Pay attention to the West Virginia *Democratic* Primary, too.
The Democratic primary in West Virginia will likely give us some interesting data on how badly coal is going to hurt Hillary Clinton.Read More »
President Obama will soon give his second “State of the Union” speech. Countless newly elected governors have given their “State of the State” addresses. Yesterday the Chamber of Commerce gave their lesser known, but no less important, “State of American Business in 2011.”
Shedding the somber economic mood that has haunted America’s business landscape for much of the past three years, Chamber President Tom Donohue took a more hopeful turn.
I can report that when it comes to the nation’s economy, we begin 2011 in better shape than we found ourselves last year. The state of American business is improving.
Last year, we worried about a double dip recession. Today, we are cautiously optimistic that the recovery will continue and pick up steam as the year progresses.
May graduates everywhere just breathed a sign of relief. An expanding economy, leads to job growth, which means a brighter hiring picture for many college seniors. Time recently noted that, “Already, those on the front lines of the job search – like college career officers – are noticing a difference. For college graduates, 2011 figures to be a much better year than the two that preceded it.” A recent study of employers seems to justify these claims. The survey, conducted by the National Association of College and Employers, found that 48 percent said they expect to hire more college graduates from the Class of 2011 than they did from the Class of 2010.
But as Donohue warned in his speech, “we still face a number of risks that could send us in the wrong direction.” One of the biggest risks arises from the uncertainty among companies due to “unanswered questions about regulations, taxes, and other policies that must be addressed in order to unleash aggressive hiring.”
Aggressive hiring is perhaps an understatement. We need an all-out job creation effort because as Donohue notes, even if we create 2.5 million new jobs this year, that would only drive down unemployment by about one percent! The following chart should give you an idea of just how steep a hill we have to climb if we want to get back to full employment;
The fact is, we’re in an enormous hole that is going to take huge job gains to get out of. One of the best ways to accelerate the hiring market is to get government’s foot off the brake.
In addition to doing counterproductive things like the federal stimulus package, the government has issued a flood of regulations that are holding down businesses ability to hire. As Donohue said in his State of American Business speech, the “regulatory tsunami poses, in our view, the single biggest challenge to jobs, our global competitiveness, and the future of American enterprise.”

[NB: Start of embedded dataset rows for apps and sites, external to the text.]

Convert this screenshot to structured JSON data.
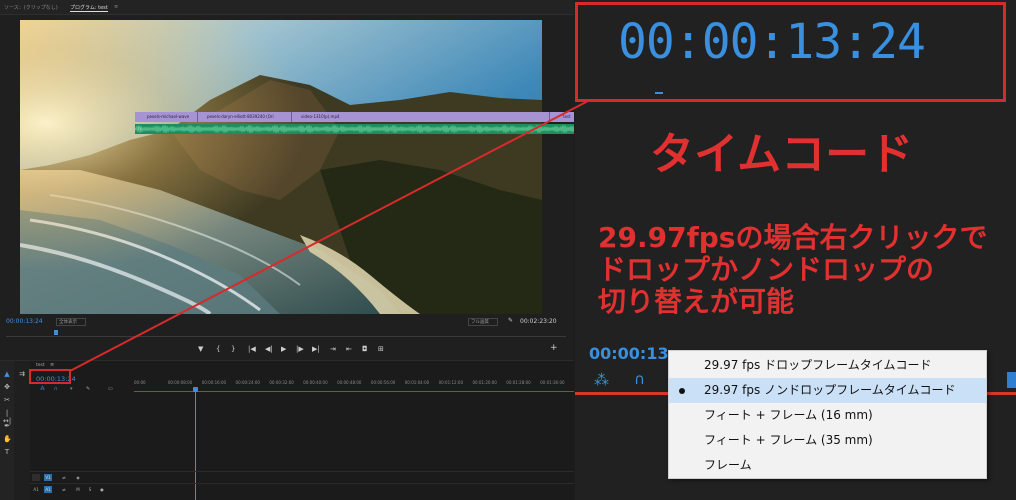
{
  "left_panel": {
    "monitor_header": {
      "source_tab": "ソース：(クリップなし)",
      "program_tab": "プログラム: test",
      "program_menu_icon": "hamburger-icon"
    },
    "player": {
      "current_timecode": "00:00:13:24",
      "fit_label": "全体表示",
      "resolution_label": "フル画質",
      "duration": "00:02:23:20"
    },
    "controls": [
      "marker-icon",
      "in-point-icon",
      "out-point-icon",
      "go-to-in-icon",
      "step-back-icon",
      "play-icon",
      "step-forward-icon",
      "go-to-out-icon",
      "insert-icon",
      "overwrite-icon",
      "export-frame-icon",
      "settings-icon",
      "add-icon"
    ],
    "timeline": {
      "sequence_tab": "test",
      "sequence_timecode": "00:00:13:24",
      "ruler_ticks": [
        "00:00",
        "00:00:08:00",
        "00:00:16:00",
        "00:00:24:00",
        "00:00:32:00",
        "00:00:40:00",
        "00:00:48:00",
        "00:00:56:00",
        "00:01:04:00",
        "00:01:12:00",
        "00:01:20:00",
        "00:01:28:00",
        "00:01:36:00"
      ],
      "tracks": [
        {
          "id": "V1",
          "label": "V1"
        },
        {
          "id": "A1",
          "label": "A1"
        }
      ],
      "video_clips": [
        "pexels-michael-wave",
        "pexels-daryn-elliott-8039240 (Ori",
        "video-1310(p).mp4",
        "test"
      ],
      "audio_clip_label": "fx"
    }
  },
  "zoom_panel": {
    "big_timecode": "00:00:13:24",
    "timecode_label": "タイムコード",
    "description_lines": [
      "29.97fpsの場合右クリックで",
      "ドロップかノンドロップの",
      "切り替えが可能"
    ],
    "timecode_small": "00:00:13:"
  },
  "context_menu": {
    "items": [
      {
        "label": "29.97 fps ドロップフレームタイムコード",
        "selected": false
      },
      {
        "label": "29.97 fps ノンドロップフレームタイムコード",
        "selected": true
      },
      {
        "label": "フィート + フレーム (16 mm)",
        "selected": false
      },
      {
        "label": "フィート + フレーム (35 mm)",
        "selected": false
      },
      {
        "label": "フレーム",
        "selected": false
      }
    ]
  },
  "colors": {
    "annotation_red": "#d82a2a",
    "timecode_blue": "#3a8fde",
    "video_clip_purple": "#a693d3",
    "audio_clip_green": "#1d8f5c",
    "menu_selection": "#c9e0f7"
  }
}
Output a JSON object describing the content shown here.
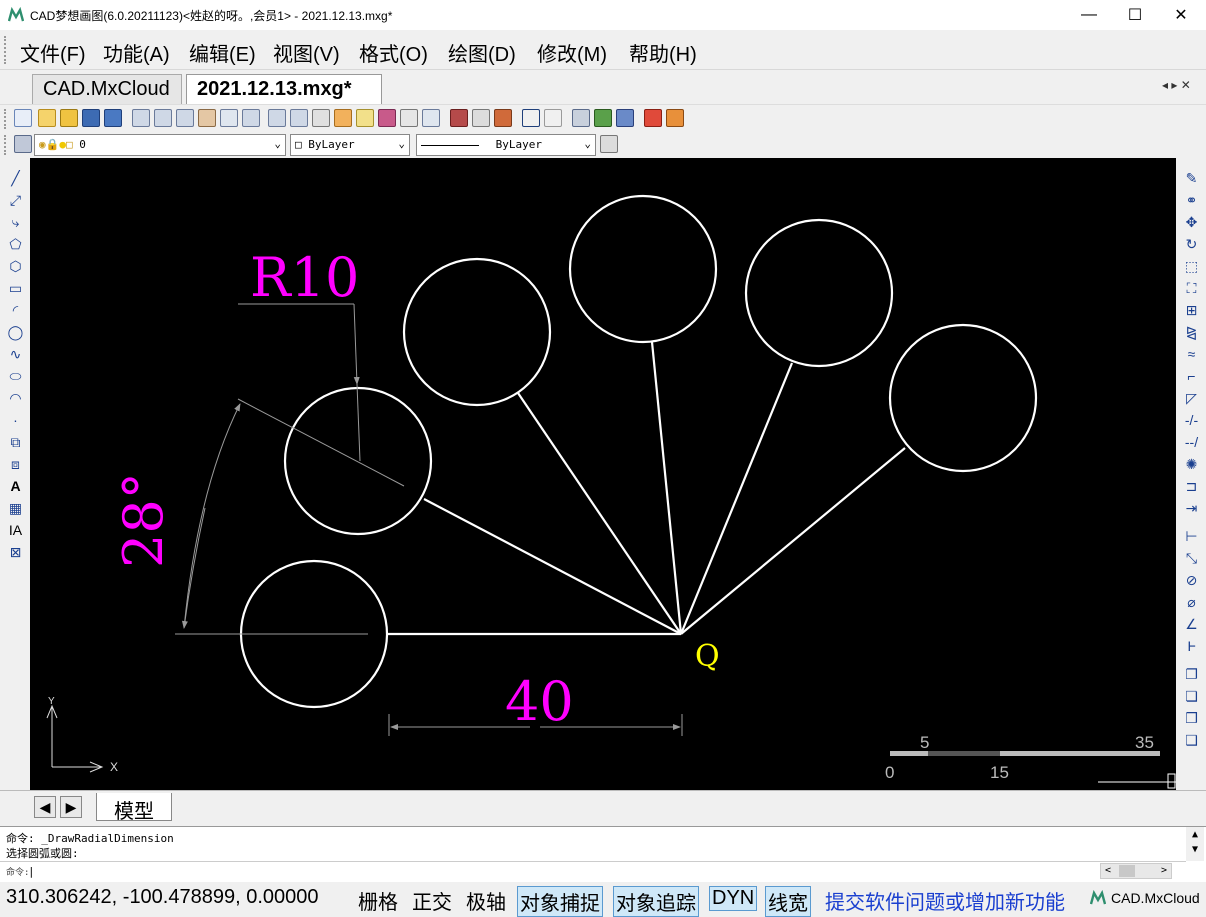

Two of the main culprits for the growth in job restricting regulations have been healthcare reform and the Dodd-Frank financial bill. The Obamacare bill creates 159 new agencies, commissions, and panels to carry out the complicated provisions of the new law. This could perhaps be justified if the law was working to control costs. But as we’ve seen, Obamcare does anything but bend the cost curve, and has actually contributed to record premium increases in some states. The regulations and restrictions found in the job-killing healthcare bill have also added to the uncertainty many employers are feeling – in many cases convincing businesses to ride the status quo rather than hire .
The Dodd-Frank reform bill could also have a negative impact on job growth. As Rep. Jeb Hensarling (R-TX) wrote in July,
“[While] restructured agencies struggle to organize, hire staff, stake out their jurisdictions and write an estimated minimum of 12 new government reports, 44 studies, and 243 new rulemakings required under the bill. . . banks and investors will sit cautiously on the sidelines waiting out the regulatory uncertainty of Dodd-Frank before they resume lending, Thus hampering our prospects for economic growth.”
Though the economy is slowly beginning to trend the right way, we must ask ourselves if the government couldn’t be doing things to speed it up. New House Majority Leader Eric Cantor promised that in every action they take House Republicans would ask themselves just that. “Are our actions focused on job creation and the economy? Are our actions focused on cutting spending? Are our actions focused on protecting and expanding liberty? If not, why are we doing it?,” said Rep. Cantor.
Hopefully those are three questions everyone in government will be committed to asking themselves. Because while there are reasons for optimism, there is also room for growth. Although June graduates are probably excited to learn that the hiring freeze is beginning to thaw, they should also push for policies that will further improve their prospects.
by Brandon Greife, Political Director of the College Republican National Committee